 This is the middle of the bed where you can see the ferny cosmos that will come on later.
 and of course, my old standby, self-seeded flowering tobacco, nicotiana sylvestris, that is everywhere!

The kerria is in a rebloom period now:

I have Max out taking pictures of Willow and her new baby (another Willow story coming) and the lane that is full of water now.

I think  I will make soap today.  We are getting low again.

Thursday, July 9, 2015

From the Swampy Ozarks

I have lost track of the running total but we have had another 2.25 inches over the last two days.  You go squish, squish walking through the yard and the chicken yard is standing water here and there.

More rain predicted over the next four days.

A side benefit to this weather is the way it sharpens my arthritis pain and discomfort!  I will say no more, but am thankful for Tylenol and Coated Aspirin.

I was up at my usual early time this morning.  I always read for a while and then do breakfast.  This morning it was scrambled eqqs and a new recipe from Allrecipes for Cinnamon Danish.  We think it is a keeper.

Original recipe makes 15 rolls Change Servings

  • PREP
    1 hr
  • COOK
    10 mins
    1 hr 40 mins


  1. Pour the warm milk into a mixing bowl and mash in the fresh cake yeast. Mix in 6 1/2 tablespoons of soft butter, eggs, cardamom, 2 tablespoons sugar, salt, and 3 1/2 cups of the flour. Use a wooden spoon to mix the dough. If it's very sticky, mix in the remaining 1/2 cup of flour. Cover the bowl and let the dough rise for 30 minutes.
  2. Cream together the 2/3 cup butter and 1/2 cup sugar. Stir in the cinnamon.
  3. Transfer the dough to a floured surface and knead it until it's firm, about 3 minutes. Divide the dough in half; roll each half into a rectangle no more than 1/2 inch thick. Spread each rectangle with half the filling.
  4. Stack one layer of dough and filling on top of the other rectangle of dough, filling-side up. Roll the dough up, starting with the edge closest to you, to form a long log.

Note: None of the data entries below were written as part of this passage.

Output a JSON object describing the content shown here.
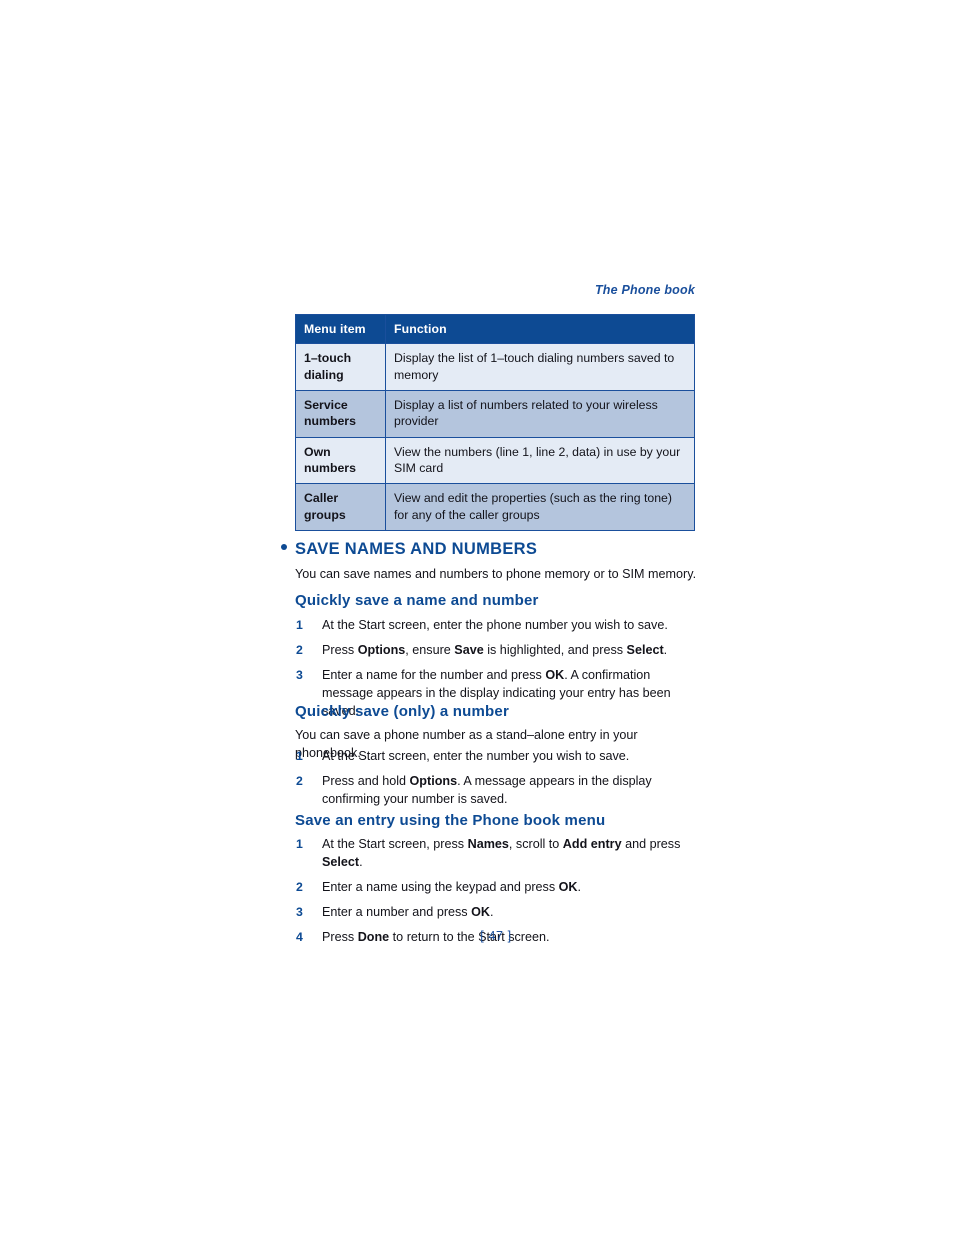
{
  "header": {
    "running_title": "The Phone book"
  },
  "table": {
    "columns": [
      "Menu item",
      "Function"
    ],
    "rows": [
      {
        "item": "1–touch dialing",
        "function": "Display the list of 1–touch dialing numbers saved to memory"
      },
      {
        "item": "Service numbers",
        "function": "Display a list of numbers related to your wireless provider"
      },
      {
        "item": "Own numbers",
        "function": "View the numbers (line 1, line 2, data) in use by your SIM card"
      },
      {
        "item": "Caller groups",
        "function": "View and edit the properties (such as the ring tone) for any of the caller groups"
      }
    ]
  },
  "section": {
    "title": "SAVE NAMES AND NUMBERS",
    "intro": "You can save names and numbers to phone memory or to SIM memory."
  },
  "subsections": [
    {
      "heading": "Quickly save a name and number",
      "intro": "",
      "steps": [
        {
          "num": "1",
          "text": "At the Start screen, enter the phone number you wish to save."
        },
        {
          "num": "2",
          "text": "Press <b>Options</b>, ensure <b>Save</b> is highlighted, and press <b>Select</b>."
        },
        {
          "num": "3",
          "text": "Enter a name for the number and press <b>OK</b>. A confirmation message appears in the display indicating your entry has been saved."
        }
      ]
    },
    {
      "heading": "Quickly save (only) a number",
      "intro": "You can save a phone number as a stand–alone entry in your phonebook.",
      "steps": [
        {
          "num": "1",
          "text": "At the Start screen, enter the number you wish to save."
        },
        {
          "num": "2",
          "text": "Press and hold <b>Options</b>. A message appears in the display confirming your number is saved."
        }
      ]
    },
    {
      "heading": "Save an entry using the Phone book menu",
      "intro": "",
      "steps": [
        {
          "num": "1",
          "text": "At the Start screen, press <b>Names</b>, scroll to <b>Add entry</b> and press <b>Select</b>."
        },
        {
          "num": "2",
          "text": "Enter a name using the keypad and press <b>OK</b>."
        },
        {
          "num": "3",
          "text": "Enter a number and press <b>OK</b>."
        },
        {
          "num": "4",
          "text": "Press <b>Done</b> to return to the Start screen."
        }
      ]
    }
  ],
  "footer": {
    "page_number": "[ 47 ]"
  },
  "colors": {
    "header_blue": "#0d4a93",
    "accent_blue": "#1a4f9c",
    "row_light": "#e4ebf5",
    "row_dark": "#b4c5dd",
    "body_text": "#13131a"
  }
}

Cut the log into 1 inch-thick slices.
  5. Preheat an oven to 425 degrees F (220 degrees C). Line a baking sheet with parchment paper, or grease a baking dish or two cake pans.
  6. Place the rolls on the prepared baking sheet, spacing them about 3 inches apart. If you like pull-apart rolls, arrange them in a greased baking dish or cake pans, spacing the rolls about 1 inch apart. Place the uneven end pieces on the baking sheet cut-side up for the best presentation. Let the rolls rest 20 minutes before baking.
  7. Bake the snails in the preheated oven until golden brown, about 10 minutes. Pull-apart rolls will take longer to bake: after 10 minutes, reduce the oven temperature to 350 degrees F (175 degrees C) and bake the rolls until the sides are set and browned lightly.

I also made two loaves of oatmeal bread from Williams Sonoma's recipe for old-fashioned white bread.  I liked the recipe but next time would add less oatmeal (I subbed l cup for l cup flour) and more sweetener and less salt.

I put a pot of pinto beans on this morning.  That will be lunch/dinner.

We have lost 2 of our last 4 chickens lately, even after the new pen.  But Max didn't lock them up at night a few times and we paid the price (or they did).
We set the live trap but didn't catch anything for several nights.  Yesterday morning he took pics of the varmint we finally trapped.    It looks like a raccoom but has no 'bandit' eye patches.  Whatever it is, it is no more!


The rains have not helped the veggie garden or the flowers.  The pole beans seem to be enjoying it:

I like to encourage anyone, especially if you are an older gardener to give this method a try.  It is a hoophouse arrangement made from two cattle panels bent between steel t-posts.  I stand in the cool shade underneath and grab handbuls of beans.  There are a few I have to collect from the outside, but not many.

I have also harvested several eggplants and will try my Sis's method of cooking on the grill, cooling and freezing individually and bagging.  She then reheats them in the oven and says they are very close to fresh from the garden.  I like them better than DH, but he will eat  them.

This is enough for now.  I have taken a few more of the flowers but will do that later.